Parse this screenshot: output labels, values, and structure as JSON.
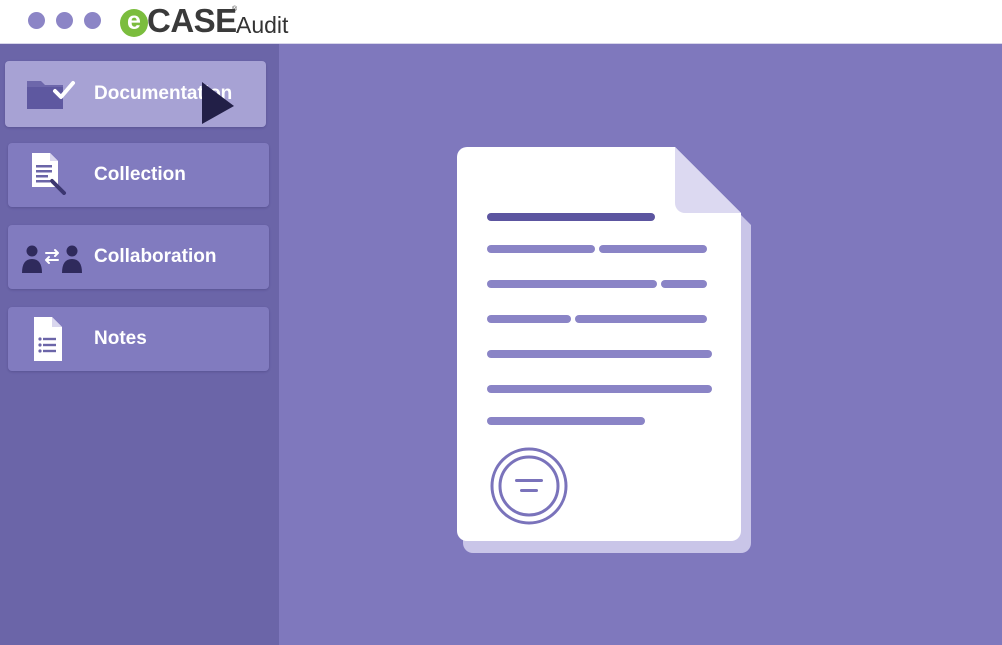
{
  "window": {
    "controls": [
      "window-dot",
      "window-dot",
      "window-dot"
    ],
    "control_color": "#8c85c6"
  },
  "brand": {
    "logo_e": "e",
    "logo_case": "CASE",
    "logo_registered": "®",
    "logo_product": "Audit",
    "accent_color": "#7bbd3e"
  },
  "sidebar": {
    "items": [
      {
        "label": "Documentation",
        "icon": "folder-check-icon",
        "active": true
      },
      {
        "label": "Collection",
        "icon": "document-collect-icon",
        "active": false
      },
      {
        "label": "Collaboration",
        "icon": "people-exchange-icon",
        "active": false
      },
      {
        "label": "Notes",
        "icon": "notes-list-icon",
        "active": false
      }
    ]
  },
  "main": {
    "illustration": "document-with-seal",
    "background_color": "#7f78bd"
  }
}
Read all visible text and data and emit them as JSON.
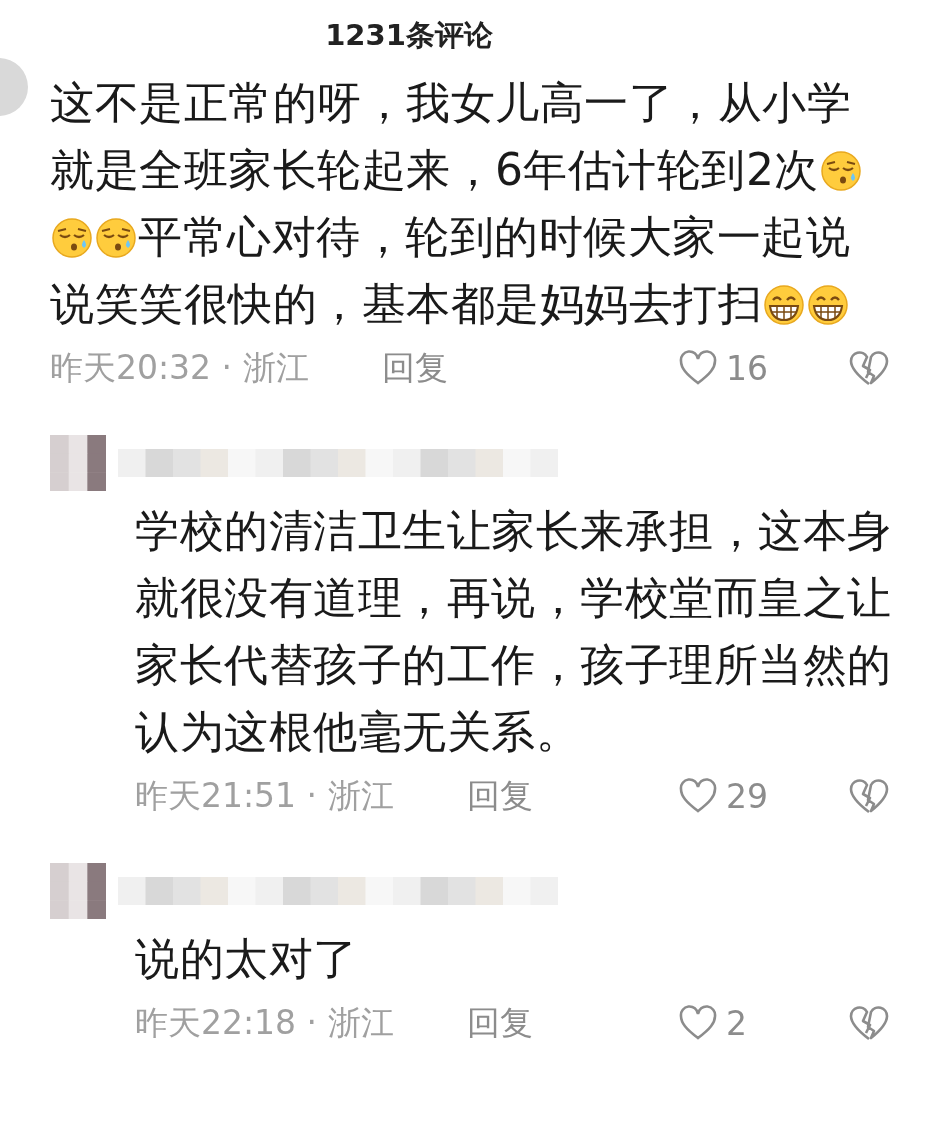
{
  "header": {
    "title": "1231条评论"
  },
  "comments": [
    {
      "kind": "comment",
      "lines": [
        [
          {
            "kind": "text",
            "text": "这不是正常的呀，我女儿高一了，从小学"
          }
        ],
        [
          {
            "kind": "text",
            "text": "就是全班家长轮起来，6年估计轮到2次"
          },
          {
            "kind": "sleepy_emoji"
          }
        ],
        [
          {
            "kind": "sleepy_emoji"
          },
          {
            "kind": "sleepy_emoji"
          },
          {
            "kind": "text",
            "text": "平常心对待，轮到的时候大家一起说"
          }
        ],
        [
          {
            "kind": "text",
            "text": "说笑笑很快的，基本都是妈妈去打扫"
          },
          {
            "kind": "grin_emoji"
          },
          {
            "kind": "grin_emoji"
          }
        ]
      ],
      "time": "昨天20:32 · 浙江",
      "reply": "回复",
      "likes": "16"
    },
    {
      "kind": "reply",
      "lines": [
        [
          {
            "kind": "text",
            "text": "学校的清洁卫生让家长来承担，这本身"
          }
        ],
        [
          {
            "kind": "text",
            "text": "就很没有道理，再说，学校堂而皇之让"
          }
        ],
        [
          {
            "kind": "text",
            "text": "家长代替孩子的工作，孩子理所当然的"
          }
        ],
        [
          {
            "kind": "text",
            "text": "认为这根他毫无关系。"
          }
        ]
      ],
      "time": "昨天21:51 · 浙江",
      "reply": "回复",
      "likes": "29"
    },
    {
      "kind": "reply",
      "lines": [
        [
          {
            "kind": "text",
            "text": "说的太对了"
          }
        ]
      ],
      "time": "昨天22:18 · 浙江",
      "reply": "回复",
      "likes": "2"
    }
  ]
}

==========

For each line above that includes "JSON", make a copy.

Output below:
Parse this screenshot: output labels, values, and structure as JSON.
Read all visible text and data and emit them as JSON.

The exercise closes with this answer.